Setting Yourself up for Success
After filling our heads full of great theoretical ideas to promote well-being, Professor Laurie Santos starts priming us for full implementation. As we have already learned, happiness is not derived from a one-time pill. Those of you who watched “Brain Candy” featuring Canada’s beloved Kids in the Hall will remember the perils of “Gleemonex”. Hmm, an R-rated Canadian film from 25 years ago that did a whopping $2.6 million at the box office? I think I need to start updating my cultural references.
The environment we create can influence our actions greatly. First of all, we need to fix our bad environments. I will use potato chips as my example. They are both evil and delicious. Bad idea: put them in a bowl and leave them out where I can pass by and take “just a few” (flash forward to weeping man on floor, wiping crumbs out of empty bowl with finger, love handles expanding under straining t-shirt fabric as the camera zooms in on waistline). Best idea: keep potato chips out of the house. You have to put pants on to walk over to the corner store, or so I am told.
Promoting a healthy environment is the flip side of this concept. Just like we can alter the location of our chips, we can move healthier items like a bowl of fruit closer to us and keep it in plain sight. A wise teacher once told me: “if you aren’t hungry enough for an apple you aren’t hungry”. So wise and annoying when all you want is potato chips. Or we can park our car at the far end of the parking lot to squeeze in more daily steps as we hoof it to the office door.
Getting involved with a group with similar objectives, like a running group can help. You can also enlist “accountability partners”. If you are committing to write ten pages per week, make a deal with your friend that if you fall short you will give $50 to his preferred political party (which happens to fall on the “other” end of the political spectrum). That will give you some motivation.

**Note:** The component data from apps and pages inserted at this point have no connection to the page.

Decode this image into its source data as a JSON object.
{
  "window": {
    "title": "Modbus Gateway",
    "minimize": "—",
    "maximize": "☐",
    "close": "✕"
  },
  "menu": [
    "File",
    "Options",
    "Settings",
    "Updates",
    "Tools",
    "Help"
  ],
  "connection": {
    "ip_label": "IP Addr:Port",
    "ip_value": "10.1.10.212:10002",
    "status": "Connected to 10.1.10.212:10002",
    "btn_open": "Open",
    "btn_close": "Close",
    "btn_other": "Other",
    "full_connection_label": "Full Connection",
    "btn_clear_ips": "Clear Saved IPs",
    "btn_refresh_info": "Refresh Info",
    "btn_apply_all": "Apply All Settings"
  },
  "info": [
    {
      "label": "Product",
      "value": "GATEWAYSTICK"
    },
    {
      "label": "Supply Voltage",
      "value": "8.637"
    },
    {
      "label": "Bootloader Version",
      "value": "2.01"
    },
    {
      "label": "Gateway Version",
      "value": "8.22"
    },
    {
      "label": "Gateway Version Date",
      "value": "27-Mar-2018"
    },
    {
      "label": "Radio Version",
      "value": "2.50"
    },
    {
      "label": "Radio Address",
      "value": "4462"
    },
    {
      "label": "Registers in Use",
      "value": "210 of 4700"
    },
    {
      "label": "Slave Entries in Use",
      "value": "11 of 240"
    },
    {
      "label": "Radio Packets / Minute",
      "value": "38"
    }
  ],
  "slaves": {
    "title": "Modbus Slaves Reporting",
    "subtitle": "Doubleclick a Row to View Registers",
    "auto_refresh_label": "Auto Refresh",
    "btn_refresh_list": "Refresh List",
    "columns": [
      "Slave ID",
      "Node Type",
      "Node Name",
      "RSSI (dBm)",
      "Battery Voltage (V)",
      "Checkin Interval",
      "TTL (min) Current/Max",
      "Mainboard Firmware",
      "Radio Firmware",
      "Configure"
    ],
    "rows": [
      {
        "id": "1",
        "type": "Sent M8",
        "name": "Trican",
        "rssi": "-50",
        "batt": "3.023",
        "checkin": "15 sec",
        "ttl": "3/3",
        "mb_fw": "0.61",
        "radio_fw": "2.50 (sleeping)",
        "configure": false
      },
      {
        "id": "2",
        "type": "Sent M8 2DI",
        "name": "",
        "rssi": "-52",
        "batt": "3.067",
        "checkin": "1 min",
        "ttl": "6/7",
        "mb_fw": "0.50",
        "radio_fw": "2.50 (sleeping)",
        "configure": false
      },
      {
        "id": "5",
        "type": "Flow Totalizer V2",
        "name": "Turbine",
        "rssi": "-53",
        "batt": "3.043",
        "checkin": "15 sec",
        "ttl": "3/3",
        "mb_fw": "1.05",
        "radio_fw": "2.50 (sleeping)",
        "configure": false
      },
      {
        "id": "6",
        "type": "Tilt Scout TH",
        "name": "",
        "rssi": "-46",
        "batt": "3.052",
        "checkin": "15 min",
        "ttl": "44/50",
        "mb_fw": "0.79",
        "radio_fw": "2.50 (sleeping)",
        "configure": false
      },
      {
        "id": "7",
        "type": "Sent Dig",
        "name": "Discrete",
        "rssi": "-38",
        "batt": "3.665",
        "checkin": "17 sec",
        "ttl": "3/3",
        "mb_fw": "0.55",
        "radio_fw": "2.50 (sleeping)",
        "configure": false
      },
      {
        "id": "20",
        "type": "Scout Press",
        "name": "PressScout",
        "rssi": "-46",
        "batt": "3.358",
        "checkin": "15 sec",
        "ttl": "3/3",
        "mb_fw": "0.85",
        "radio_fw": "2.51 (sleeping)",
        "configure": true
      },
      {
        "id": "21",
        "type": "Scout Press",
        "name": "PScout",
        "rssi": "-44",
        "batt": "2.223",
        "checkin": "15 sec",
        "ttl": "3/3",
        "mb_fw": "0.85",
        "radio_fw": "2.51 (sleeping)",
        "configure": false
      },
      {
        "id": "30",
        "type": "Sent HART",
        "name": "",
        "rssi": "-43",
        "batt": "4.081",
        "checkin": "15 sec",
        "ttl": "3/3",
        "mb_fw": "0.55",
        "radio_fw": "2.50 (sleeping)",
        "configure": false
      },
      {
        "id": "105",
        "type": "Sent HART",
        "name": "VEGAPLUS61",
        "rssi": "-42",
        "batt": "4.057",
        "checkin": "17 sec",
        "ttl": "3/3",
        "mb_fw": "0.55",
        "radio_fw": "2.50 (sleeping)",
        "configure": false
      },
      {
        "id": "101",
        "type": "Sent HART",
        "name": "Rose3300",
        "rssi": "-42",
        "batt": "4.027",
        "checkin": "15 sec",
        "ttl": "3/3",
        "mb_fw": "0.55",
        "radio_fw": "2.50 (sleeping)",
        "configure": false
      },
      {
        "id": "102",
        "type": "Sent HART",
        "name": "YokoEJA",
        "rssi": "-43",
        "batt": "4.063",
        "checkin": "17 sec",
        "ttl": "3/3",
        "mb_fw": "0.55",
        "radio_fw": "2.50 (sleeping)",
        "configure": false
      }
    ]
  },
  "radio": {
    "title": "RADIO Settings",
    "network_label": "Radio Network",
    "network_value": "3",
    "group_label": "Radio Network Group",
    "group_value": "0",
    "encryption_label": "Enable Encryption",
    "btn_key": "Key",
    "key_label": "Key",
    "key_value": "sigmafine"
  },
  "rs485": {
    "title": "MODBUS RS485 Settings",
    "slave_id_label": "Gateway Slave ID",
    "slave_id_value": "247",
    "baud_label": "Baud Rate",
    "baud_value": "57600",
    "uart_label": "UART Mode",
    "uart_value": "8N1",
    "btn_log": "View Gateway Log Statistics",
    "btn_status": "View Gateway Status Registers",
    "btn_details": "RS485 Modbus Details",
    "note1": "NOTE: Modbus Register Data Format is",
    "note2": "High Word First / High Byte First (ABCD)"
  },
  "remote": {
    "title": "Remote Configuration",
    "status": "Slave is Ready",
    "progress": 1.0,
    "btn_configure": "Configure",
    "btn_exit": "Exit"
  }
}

Now that the stage is set, it is a matter of creating goals and plans to help you move toward the overall objective.
In terms of goal setting, specifics are a critical element. The brain loves wishy-washy wording (think typical New Year’s resolutions). Your brain loves to weasel out of commitments when you are feeling low on willpower. “I’m going to get in shape” is not very specific. “I will do a mix of cardio and weight training for a half hour at the gym next to my office, 10:00 am Monday, Wednesday and Friday”. That’s pretty specific.
Mental contrasting is a strategy to strengthen your goals. It involves picturing a positive outcome, then envisioning the obstacle that stands between you and that outcome. It is most important that the brain sees the positive outcome first, and “seizes on it” before the obstacle is considered. This creates more of a feeling of power, rather than hopelessness.
When it comes to implementation, setting a clear “if-then plan” is three times more effective in the achievement of harder to achieve goals. When trying to eat healthy, you might say “if birthday cake is served in the breakroom, then I will pop over to the café next door for a fruit salad”.
If you do happen to take the course, you might be as fascinated as I was by the video featuring Gabriele Oettingen. Oettingen describes a technique known simply as “WOOP”. It sounds like a magical way to trick the subconscious into doing more of the work of change for you. I will definitely be trying it out and will report back.
WOOP incorporates both mental contrasting and if-then planning. In WOOP, you identify a challenging but feasible wish, like control of your debt. Then you identify the ideal outcome, such as the relief you will feel with freedom from debt. You sit and really bask in the thought of that ideal situation. After that, you consider the main internal obstacle preventing you from fulfilling the wish. Perhaps it is the feeling of futility – because you can’t pay your debts off quickly. You make an if-then plan of action to overcome the obstacle. While it makes more financial sense to pay off higher interest rate debt first, some personal finance experts suggest it is best to go for the small wins like paying off your smallest debt first. So maybe you say: “If I am feeling it is futile, then I will put make an extra payment on my smallest debt.”
The week six rewirement was easy… a week off! The students were encouraged to take advantage of their newfound time affluence. In the interest of continuity I kept up most of my practices. It is far easier to keep momentum than to try and build it up again. This dovetails into the week seven plan which is to choose a well-being intervention and stick to it through week ten. As I have had such a tough time with the concept of meditation, I intend to shackle my brain to a meditation practice. With shackles of kindness, of course.